A university study has found the SenseAir K-33 BLG 30% CO2 + RH/T and K-33 ELG 1% CO2 + RH/T data-logging environmental sensors gave similar results to a Vaisala CO2 Probe in both testing and real-world experiments.
The study was conducted by a team of Environmental Engineering Researchers from the University of California, Merced. They were looking for a lower cost alternative to the Vaisala GMP343 Probe, a well-known brand of environmental sensor. Their goal was to develop a proof-of-concept for low-cost tools for long-term measurement and data logging of CO2 concentrations and fluxes in terrestrial ecosystems.
In addition to costing less than 1/10 the price of a Vaisala Probe, the SenseAir sensors have the advantage of including on-board temperature and relative humidity sensors, as well as built-in memory for data logging.

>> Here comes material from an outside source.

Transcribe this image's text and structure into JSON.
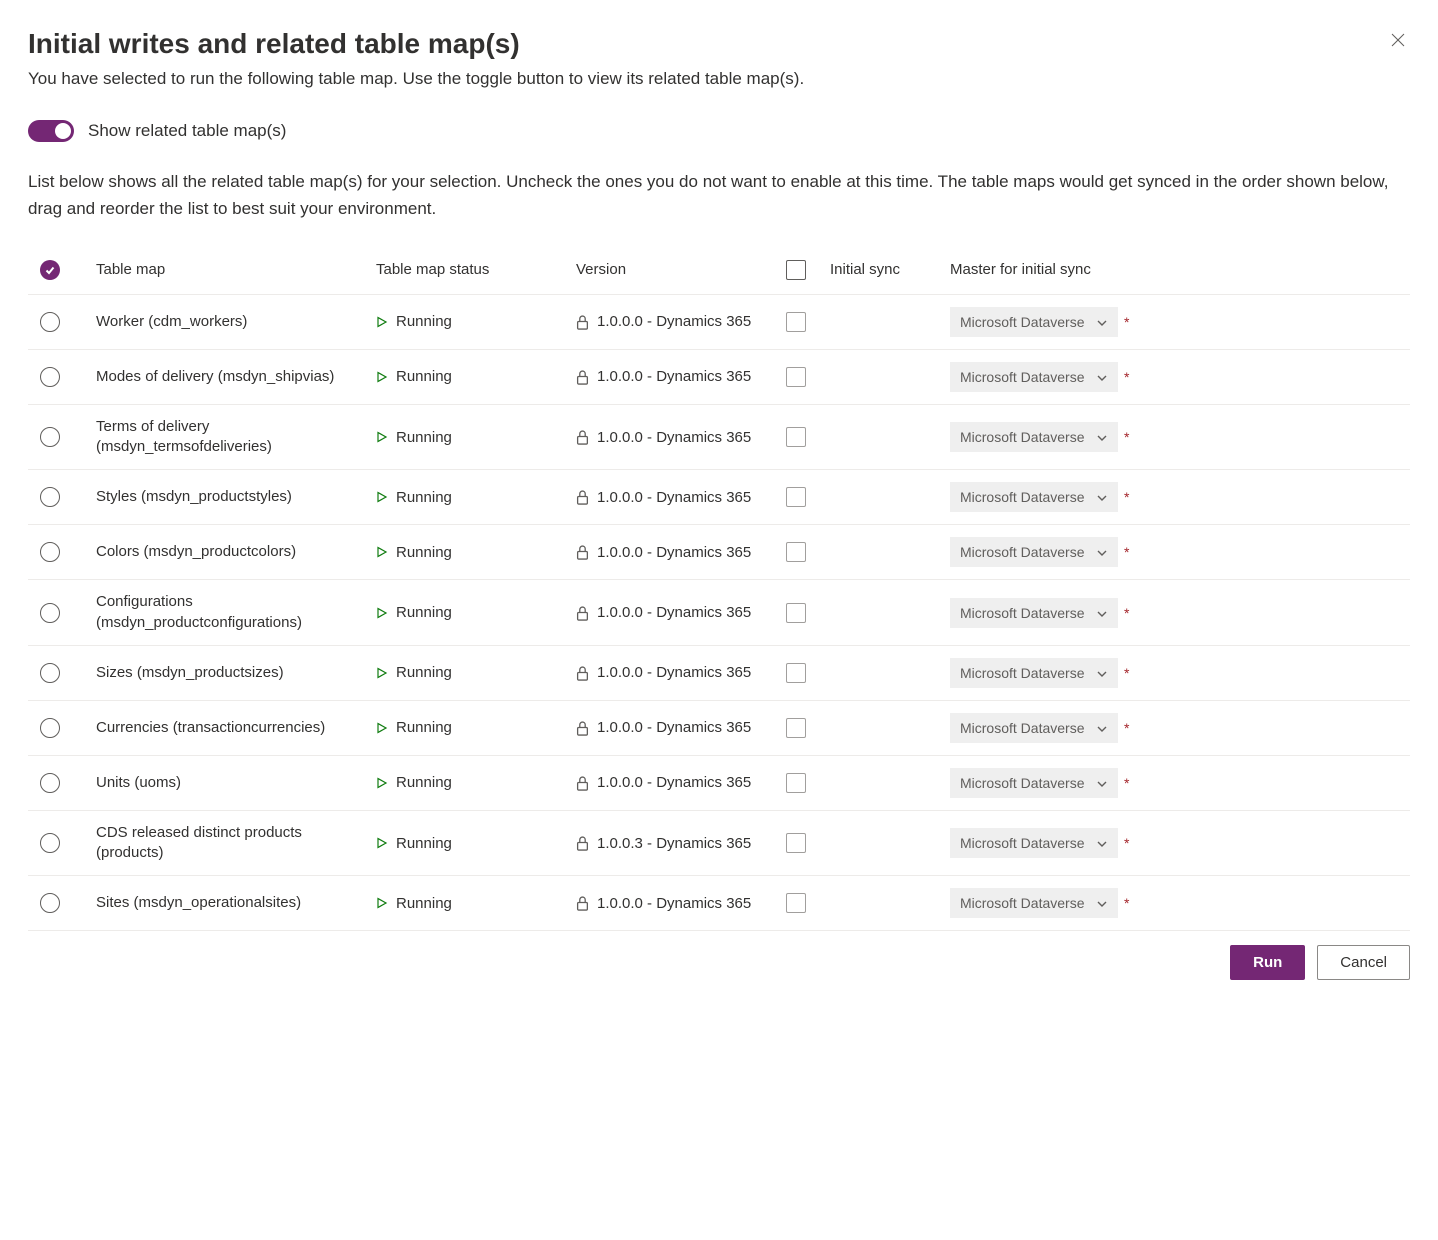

Both the K-33 ELG 1% CO2 and K-33 BLG 30% CO2 sensors can collect up to 5,400 time-stamped data points in internal memory for later download. In addition, the SenseAir sensors can be powered by batteries in the field.
The first phase of the project was to calibrate the SenseAir sensors against a benchmark instrument, the LI-COR, Inc. LI-6400 gas analyzer. Both sensors tracked favorably at higher CO2 levels, although the wider range of the K-33 BLG 30% sensor was less accurate below 1,500ppm.
The second phase was to test the sensors on leaf cutter ant next vents. The K-33 BLG point system yielded comparable spatial and temporal patterns and slightly higher CO2 concentrations in comparison with a Vaisala GMP343 probe.
According to the study, their results provided “proof-of-concept for the use of SenseAir sensors in low-cost, portable CO2 sensing systems to enable terrestrial ecologists to substantially improve the characterization of CO2 fluxes and concentrations in heterogeneous environments.”
Long-term measurement of the natural terrestrial carbon cycle can provide additional data to scientists who want to further our understanding of the global carbon cycle.
The study was published in the November, 2015 issue of Methods in Ecology and Evolution Journal by the British Ecological Society. You can read the entire study online here.